§ **Exercise requirements**
Your task is to copy every line of the records below that contains "this".

§ **Input**
Content starts

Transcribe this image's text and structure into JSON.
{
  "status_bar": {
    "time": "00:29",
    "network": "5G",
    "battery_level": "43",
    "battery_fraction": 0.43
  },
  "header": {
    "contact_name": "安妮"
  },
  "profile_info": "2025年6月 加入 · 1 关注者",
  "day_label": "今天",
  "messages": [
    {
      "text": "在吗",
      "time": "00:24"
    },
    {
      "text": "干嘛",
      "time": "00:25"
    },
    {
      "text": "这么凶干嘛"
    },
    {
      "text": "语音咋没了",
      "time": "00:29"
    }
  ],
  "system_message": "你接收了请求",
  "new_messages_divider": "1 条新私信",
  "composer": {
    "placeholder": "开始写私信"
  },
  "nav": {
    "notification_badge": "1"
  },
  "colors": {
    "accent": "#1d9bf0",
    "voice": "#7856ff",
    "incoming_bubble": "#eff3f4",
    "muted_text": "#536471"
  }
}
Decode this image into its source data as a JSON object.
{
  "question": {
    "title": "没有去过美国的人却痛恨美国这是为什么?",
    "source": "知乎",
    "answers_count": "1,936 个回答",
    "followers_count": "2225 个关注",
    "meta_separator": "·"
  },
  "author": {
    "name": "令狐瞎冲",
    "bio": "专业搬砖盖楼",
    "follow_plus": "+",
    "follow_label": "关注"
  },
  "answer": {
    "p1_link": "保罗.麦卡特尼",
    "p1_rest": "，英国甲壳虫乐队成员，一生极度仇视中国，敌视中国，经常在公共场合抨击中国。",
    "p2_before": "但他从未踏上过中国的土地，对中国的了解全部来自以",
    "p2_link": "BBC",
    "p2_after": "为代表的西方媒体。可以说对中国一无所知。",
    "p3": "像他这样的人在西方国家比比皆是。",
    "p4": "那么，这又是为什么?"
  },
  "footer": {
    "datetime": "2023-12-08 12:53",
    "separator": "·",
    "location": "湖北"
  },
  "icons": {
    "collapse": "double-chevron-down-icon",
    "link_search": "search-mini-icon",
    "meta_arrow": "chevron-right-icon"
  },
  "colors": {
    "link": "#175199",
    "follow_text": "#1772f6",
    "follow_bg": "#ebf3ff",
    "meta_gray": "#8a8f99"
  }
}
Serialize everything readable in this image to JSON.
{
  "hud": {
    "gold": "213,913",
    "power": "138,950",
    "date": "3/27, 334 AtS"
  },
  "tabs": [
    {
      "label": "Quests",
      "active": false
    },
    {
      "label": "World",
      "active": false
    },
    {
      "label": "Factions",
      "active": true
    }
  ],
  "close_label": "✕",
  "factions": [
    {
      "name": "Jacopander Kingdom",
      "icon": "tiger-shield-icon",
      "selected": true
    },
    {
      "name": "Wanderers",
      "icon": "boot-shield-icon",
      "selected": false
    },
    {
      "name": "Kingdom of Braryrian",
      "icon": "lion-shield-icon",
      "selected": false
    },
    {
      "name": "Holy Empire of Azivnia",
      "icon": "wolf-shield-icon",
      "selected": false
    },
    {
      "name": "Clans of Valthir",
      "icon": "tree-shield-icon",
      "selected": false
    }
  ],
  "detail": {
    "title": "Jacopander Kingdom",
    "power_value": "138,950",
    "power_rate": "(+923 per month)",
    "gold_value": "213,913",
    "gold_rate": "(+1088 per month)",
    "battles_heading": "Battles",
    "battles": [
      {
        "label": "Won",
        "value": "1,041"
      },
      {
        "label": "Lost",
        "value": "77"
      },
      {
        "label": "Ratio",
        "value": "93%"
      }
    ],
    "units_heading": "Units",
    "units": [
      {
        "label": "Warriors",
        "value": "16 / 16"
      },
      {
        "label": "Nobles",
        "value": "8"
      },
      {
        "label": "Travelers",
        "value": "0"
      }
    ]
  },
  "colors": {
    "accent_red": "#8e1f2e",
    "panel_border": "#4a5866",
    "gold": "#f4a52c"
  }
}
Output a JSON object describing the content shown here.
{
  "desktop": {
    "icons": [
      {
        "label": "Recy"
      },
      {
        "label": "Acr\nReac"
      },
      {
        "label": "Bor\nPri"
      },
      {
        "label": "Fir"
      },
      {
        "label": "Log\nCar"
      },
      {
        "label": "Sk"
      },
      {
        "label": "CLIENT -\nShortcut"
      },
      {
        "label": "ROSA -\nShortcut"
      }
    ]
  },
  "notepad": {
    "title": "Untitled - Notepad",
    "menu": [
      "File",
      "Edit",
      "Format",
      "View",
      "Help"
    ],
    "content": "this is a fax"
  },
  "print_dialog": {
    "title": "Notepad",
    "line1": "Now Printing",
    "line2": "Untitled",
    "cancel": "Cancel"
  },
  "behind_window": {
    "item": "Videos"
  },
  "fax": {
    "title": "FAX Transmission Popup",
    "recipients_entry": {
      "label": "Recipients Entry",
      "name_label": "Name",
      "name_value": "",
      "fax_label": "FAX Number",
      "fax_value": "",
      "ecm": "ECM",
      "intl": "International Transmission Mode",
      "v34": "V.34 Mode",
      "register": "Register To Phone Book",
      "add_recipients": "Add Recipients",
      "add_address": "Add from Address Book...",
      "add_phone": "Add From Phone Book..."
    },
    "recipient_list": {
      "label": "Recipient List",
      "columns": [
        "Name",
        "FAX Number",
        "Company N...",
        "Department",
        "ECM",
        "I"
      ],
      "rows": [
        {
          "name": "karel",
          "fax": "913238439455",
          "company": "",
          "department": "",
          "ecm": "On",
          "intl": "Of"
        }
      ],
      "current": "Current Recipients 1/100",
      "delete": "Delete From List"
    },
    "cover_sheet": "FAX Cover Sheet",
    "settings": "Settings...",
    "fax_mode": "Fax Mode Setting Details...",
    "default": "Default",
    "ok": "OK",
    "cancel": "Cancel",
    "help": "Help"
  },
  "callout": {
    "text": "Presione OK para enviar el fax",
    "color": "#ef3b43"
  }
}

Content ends

§ **Your solution**
Transcribe this image's text and structure into JSON.
Decode this image into its source data as a JSON object.
Serialize everything readable in this image to JSON.
    "content": "this is a fax"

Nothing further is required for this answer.